Top of EXCERPTED RECORDS
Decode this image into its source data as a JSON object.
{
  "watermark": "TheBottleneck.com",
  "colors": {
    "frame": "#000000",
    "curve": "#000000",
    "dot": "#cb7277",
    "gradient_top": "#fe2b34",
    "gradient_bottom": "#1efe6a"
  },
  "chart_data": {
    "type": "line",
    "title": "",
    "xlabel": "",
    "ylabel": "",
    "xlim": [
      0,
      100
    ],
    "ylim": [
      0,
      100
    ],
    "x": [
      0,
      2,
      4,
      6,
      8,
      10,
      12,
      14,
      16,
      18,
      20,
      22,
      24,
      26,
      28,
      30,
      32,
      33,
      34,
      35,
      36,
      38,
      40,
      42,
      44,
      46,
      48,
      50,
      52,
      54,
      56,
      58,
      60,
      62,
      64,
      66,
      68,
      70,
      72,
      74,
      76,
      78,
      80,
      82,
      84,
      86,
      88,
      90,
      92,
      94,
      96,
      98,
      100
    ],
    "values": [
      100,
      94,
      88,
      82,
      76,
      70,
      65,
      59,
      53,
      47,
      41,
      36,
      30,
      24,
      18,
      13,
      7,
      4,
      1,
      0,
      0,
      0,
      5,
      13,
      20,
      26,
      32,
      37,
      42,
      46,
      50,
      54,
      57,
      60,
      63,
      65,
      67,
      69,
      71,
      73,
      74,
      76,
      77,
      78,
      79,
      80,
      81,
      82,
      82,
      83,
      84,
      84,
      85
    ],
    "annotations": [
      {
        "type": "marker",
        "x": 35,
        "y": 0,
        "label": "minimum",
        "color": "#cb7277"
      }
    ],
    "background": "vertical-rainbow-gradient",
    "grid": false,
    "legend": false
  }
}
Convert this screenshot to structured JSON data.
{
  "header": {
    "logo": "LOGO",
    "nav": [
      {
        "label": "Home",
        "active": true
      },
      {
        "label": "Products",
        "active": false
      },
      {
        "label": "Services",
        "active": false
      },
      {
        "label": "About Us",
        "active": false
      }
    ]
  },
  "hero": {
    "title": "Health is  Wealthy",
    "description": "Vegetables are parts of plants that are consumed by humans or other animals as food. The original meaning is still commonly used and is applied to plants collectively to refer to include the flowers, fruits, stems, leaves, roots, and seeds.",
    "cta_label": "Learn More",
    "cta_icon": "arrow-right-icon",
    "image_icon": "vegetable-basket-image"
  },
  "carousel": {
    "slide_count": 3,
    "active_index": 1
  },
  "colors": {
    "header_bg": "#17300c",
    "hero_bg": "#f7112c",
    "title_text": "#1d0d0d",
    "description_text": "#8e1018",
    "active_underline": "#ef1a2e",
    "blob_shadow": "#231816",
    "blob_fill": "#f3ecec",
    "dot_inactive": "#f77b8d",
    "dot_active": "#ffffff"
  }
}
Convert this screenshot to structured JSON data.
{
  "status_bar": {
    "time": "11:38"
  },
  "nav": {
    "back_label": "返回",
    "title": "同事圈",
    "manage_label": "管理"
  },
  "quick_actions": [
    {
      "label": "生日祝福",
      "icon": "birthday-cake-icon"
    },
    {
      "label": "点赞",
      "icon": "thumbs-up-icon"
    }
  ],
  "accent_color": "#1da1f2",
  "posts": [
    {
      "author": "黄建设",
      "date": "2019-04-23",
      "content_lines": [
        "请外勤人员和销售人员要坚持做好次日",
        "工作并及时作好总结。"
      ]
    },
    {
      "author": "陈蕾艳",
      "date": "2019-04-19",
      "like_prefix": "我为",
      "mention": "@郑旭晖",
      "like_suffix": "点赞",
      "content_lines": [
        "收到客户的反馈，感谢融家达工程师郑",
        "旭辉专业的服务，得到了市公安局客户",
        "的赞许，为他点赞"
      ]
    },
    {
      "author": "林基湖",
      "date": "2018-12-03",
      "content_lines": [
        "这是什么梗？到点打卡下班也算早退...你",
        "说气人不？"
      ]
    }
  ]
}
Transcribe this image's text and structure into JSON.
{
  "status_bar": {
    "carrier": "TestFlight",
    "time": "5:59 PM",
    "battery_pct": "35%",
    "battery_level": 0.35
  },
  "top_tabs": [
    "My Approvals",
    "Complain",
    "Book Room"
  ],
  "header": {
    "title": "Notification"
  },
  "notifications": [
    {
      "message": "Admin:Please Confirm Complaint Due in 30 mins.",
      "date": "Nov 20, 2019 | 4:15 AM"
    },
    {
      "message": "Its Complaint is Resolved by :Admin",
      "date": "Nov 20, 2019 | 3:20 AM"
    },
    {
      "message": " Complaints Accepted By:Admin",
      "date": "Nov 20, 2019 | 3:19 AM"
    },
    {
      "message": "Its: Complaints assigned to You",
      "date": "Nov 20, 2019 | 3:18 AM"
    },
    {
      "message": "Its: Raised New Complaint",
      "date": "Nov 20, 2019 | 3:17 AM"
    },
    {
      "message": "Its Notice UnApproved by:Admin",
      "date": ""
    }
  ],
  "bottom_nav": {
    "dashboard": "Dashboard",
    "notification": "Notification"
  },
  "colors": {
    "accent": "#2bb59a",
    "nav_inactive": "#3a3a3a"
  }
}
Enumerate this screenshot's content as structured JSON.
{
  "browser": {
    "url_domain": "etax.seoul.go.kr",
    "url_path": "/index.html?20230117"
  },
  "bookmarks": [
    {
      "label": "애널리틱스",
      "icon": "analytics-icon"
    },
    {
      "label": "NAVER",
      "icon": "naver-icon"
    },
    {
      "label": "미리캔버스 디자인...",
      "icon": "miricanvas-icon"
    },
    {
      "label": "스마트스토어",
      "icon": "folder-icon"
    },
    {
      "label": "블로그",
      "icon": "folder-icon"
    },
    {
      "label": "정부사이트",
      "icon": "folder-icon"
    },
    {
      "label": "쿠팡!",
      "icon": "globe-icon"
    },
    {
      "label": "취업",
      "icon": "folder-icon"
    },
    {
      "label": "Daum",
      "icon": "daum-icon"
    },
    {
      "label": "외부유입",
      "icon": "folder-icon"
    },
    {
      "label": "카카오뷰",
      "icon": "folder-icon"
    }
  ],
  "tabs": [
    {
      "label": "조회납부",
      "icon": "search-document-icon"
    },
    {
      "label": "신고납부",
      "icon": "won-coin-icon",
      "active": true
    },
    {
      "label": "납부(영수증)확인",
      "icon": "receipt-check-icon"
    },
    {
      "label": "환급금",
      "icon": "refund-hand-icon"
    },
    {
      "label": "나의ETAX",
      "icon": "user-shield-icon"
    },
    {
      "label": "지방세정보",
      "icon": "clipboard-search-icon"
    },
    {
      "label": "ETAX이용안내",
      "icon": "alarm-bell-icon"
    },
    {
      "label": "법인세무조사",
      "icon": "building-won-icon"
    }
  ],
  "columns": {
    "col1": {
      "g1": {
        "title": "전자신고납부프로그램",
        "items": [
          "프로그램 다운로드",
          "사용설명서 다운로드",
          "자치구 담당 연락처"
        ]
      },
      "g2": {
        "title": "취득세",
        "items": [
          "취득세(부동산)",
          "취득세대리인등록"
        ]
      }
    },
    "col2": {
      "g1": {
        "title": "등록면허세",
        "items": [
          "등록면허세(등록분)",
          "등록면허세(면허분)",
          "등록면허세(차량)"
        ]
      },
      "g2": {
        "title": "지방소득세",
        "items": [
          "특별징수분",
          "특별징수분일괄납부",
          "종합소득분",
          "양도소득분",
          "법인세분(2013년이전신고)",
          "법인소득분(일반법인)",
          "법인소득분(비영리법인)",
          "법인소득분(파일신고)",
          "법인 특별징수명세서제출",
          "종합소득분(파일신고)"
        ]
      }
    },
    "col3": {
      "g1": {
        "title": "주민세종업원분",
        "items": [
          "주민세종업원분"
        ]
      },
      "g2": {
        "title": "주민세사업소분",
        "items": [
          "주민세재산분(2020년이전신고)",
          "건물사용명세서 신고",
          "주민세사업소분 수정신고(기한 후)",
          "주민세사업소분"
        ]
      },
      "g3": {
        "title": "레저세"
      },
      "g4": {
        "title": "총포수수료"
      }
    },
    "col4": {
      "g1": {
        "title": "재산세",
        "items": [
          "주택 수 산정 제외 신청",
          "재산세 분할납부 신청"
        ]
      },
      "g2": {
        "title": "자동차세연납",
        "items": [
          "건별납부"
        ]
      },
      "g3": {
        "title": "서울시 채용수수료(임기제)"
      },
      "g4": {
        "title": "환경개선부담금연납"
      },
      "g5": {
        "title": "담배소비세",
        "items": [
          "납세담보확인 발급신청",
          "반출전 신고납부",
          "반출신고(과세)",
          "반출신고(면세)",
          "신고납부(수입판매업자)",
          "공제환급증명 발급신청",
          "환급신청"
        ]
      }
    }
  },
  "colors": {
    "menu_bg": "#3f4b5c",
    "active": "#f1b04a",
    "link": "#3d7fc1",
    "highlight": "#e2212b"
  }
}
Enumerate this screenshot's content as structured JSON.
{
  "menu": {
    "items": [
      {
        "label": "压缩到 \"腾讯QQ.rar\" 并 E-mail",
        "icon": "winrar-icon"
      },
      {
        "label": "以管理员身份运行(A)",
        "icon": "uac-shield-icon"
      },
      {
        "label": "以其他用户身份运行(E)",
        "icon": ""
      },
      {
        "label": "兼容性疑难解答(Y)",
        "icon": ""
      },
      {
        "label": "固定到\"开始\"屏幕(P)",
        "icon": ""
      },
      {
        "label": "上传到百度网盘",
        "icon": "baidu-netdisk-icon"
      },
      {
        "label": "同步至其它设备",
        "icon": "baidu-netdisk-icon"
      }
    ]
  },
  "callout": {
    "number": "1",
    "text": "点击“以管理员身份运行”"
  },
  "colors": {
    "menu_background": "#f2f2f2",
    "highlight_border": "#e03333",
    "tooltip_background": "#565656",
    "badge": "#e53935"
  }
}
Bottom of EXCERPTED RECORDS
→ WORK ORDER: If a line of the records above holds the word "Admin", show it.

→ ANSWER SECTION:
      "message": "Admin:Please Confirm Complaint Due in 30 mins.",
      "message": "Its Complaint is Resolved by :Admin",
      "message": " Complaints Accepted By:Admin",
      "message": "Its Notice UnApproved by:Admin",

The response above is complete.